The cross-sectional, multi-center study was conducted across 10 hospitals and recruited self-identified black women and white women with newly diagnosed invasive breast cancer. The primary outcome was to determine if insulin resistance, which was calculated using the homeostatic model assessment of insulin resistance (HOMA-IR), mediated the effect of race on prognosis using the multivariate linear mediation model.

Of the 515 women recruited, 83% were white women and 17% were black women. Overall, the metabolic syndrome of insulin resistance was found to be more prevalent in black women than in white women (40% vs 20%; P < 0.0001). Moreover, HOMA-IR was higher in black women than in white women (1.9 ± 1.2 vs 1.3 ± 1.4; P = 0.0005). 

Poor breast cancer prognosis was also found to be more prevalent in black women than in white women (28% vs 15%; P = 0.004). Even further, HOMA-IR was positively associated with NPI score (r = 0.1; P = 0.02). 

The mediation model, adjusted for age, demonstrated that HOMA-IR significantly mediated the correlation between black race and poor prognosis (β = 0.04, 95% CI 0.005-0.009, P = 0.002). In addition, IR expression was higher in tumors from black women than in those from white women (79% vs 52%, p = 0.004), and greater IR/insulin growth factor 1 receptor [IGF-1R] ratio was also associated with higher NPI score (IR/IGF-1R > 1: 4.2 ± 0.8 vs IR/IGF-1R = 1: 3.9 ± 0.8 vs IR/IGF-1R < 1: 3.5 ± 1.0; P < 0.0001).

“Our results raise a number of questions for future research and patient care. It will be important in future studies to explore whether lowering insulin levels or targeting IR signaling will improve breast cancer disparities,” co-senior investigator Nina Bickell, MD, PhD, MPH, associate director of Community Engaged and Equity Research of The Tisch Cancer Institute and co-director of the Center for Health Equity and Community Engaged Research at the Icahn School of Medicine at Mount Sinai, said in a press release.

Notably, the researchers had incomplete data on some breast cancer risk factors, including reproductive history and parity. Additionally the prevalence of obesity as defined by BMI was lower in this study than expected for a US population.

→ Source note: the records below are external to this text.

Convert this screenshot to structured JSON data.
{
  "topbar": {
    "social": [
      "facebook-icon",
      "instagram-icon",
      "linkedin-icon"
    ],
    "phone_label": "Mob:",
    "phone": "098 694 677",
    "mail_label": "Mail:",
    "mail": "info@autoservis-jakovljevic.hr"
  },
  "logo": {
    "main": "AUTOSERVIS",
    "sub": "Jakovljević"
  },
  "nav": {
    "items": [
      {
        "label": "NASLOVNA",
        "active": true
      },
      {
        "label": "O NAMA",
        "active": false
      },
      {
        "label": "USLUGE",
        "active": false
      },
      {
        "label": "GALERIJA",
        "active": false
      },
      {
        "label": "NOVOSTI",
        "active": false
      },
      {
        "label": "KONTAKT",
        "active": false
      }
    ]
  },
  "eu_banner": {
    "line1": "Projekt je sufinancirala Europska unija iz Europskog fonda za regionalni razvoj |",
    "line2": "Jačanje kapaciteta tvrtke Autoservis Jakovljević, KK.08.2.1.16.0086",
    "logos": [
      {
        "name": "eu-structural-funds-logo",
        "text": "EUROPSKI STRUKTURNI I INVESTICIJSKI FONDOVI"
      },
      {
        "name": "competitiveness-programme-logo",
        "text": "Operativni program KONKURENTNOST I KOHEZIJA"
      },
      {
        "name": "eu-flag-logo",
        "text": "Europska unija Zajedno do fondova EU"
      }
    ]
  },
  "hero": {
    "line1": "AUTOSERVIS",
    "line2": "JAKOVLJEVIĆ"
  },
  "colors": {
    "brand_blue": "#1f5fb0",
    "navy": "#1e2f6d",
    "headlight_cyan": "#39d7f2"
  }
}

The researchers indicated that this likely to explain the lower than anticipated HOMA-IR results. 

“While the focus of our study was to examine the link between insulin resistance and disparities in prognosis in women with newly diagnosed breast cancer, we acknowledge that this is certainly just one of a number of complex factors that contribute to racial disparities in breast cancer prognosis,” the authors wrote.

References:

1. Gallagher EJ, Fei K, Feldman SM, et al. Insulin resistance contributes to racial disparities in breast cancer prognosis in US women. Breast Cancer Research. doi:10.1186/s13058-020-01281-y

2. Insurance Resistance Contributes to Racial Disparities in Breast Cancer Prognosis in U.S. Women, Mount Sinai Researchers Reveal [news release]. New York, NY. Published May 12, 2020. newswise.com/articles/insulin-resistance-contributes-to-racial-disparities-in-breast-cancer-prognosis-in-u-s-women-mount-sinai-researchers-reveal?sc=dwhr&xy=10019792. Accessed May 12, 2020.